Task item:
Could you return every line of the material that contains the word "Ангелина"?

Source material:
====================

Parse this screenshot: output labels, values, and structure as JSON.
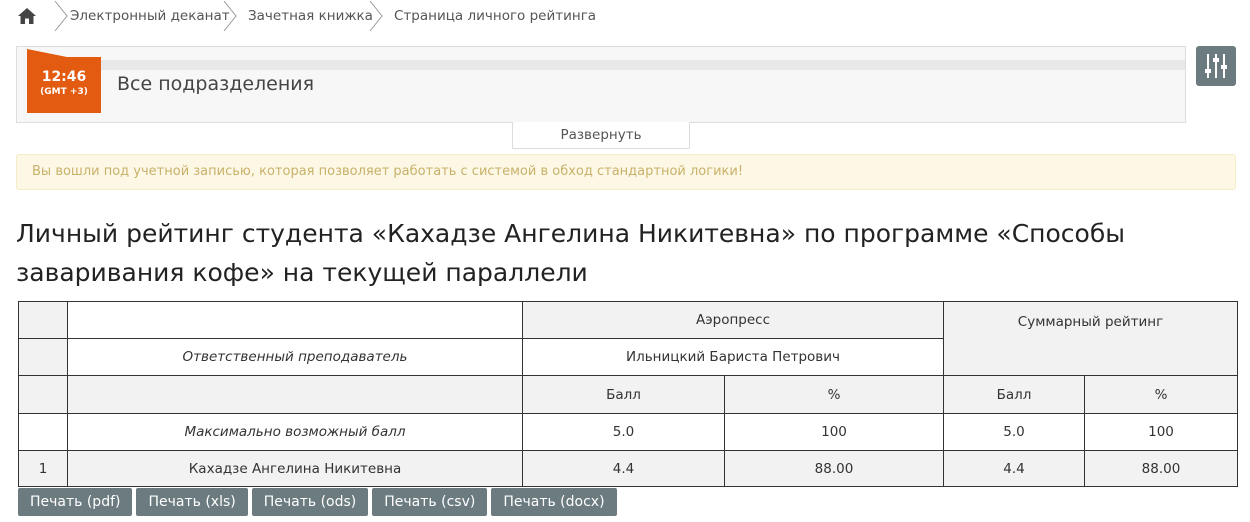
{
  "breadcrumb": {
    "home_icon": "home-icon",
    "items": [
      "Электронный деканат",
      "Зачетная книжка",
      "Страница личного рейтинга"
    ]
  },
  "header": {
    "clock_time": "12:46",
    "clock_tz": "(GMT +3)",
    "title": "Все подразделения",
    "expand_label": "Развернуть",
    "settings_icon": "sliders-icon"
  },
  "alert": {
    "text": "Вы вошли под учетной записью, которая позволяет работать с системой в обход стандартной логики!"
  },
  "page": {
    "heading": "Личный рейтинг студента «Кахадзе Ангелина Никитевна» по программе «Способы заваривания кофе» на текущей параллели"
  },
  "table": {
    "subject": "Аэропресс",
    "total_header": "Суммарный рейтинг",
    "teacher_label": "Ответственный преподаватель",
    "teacher_name": "Ильницкий Бариста Петрович",
    "col_score": "Балл",
    "col_percent": "%",
    "max_row": {
      "label": "Максимально возможный балл",
      "score": "5.0",
      "percent": "100",
      "total_score": "5.0",
      "total_percent": "100"
    },
    "rows": [
      {
        "num": "1",
        "name": "Кахадзе Ангелина Никитевна",
        "score": "4.4",
        "percent": "88.00",
        "total_score": "4.4",
        "total_percent": "88.00"
      }
    ]
  },
  "buttons": {
    "pdf": "Печать (pdf)",
    "xls": "Печать (xls)",
    "ods": "Печать (ods)",
    "csv": "Печать (csv)",
    "docx": "Печать (docx)"
  },
  "colors": {
    "accent": "#e35a11",
    "button": "#6b7b80",
    "alert_bg": "#fdf8e5",
    "alert_text": "#c8b16a"
  }
}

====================

Expected output:
    "heading": "Личный рейтинг студента «Кахадзе Ангелина Никитевна» по программе «Способы заваривания кофе» на текущей параллели"
        "name": "Кахадзе Ангелина Никитевна",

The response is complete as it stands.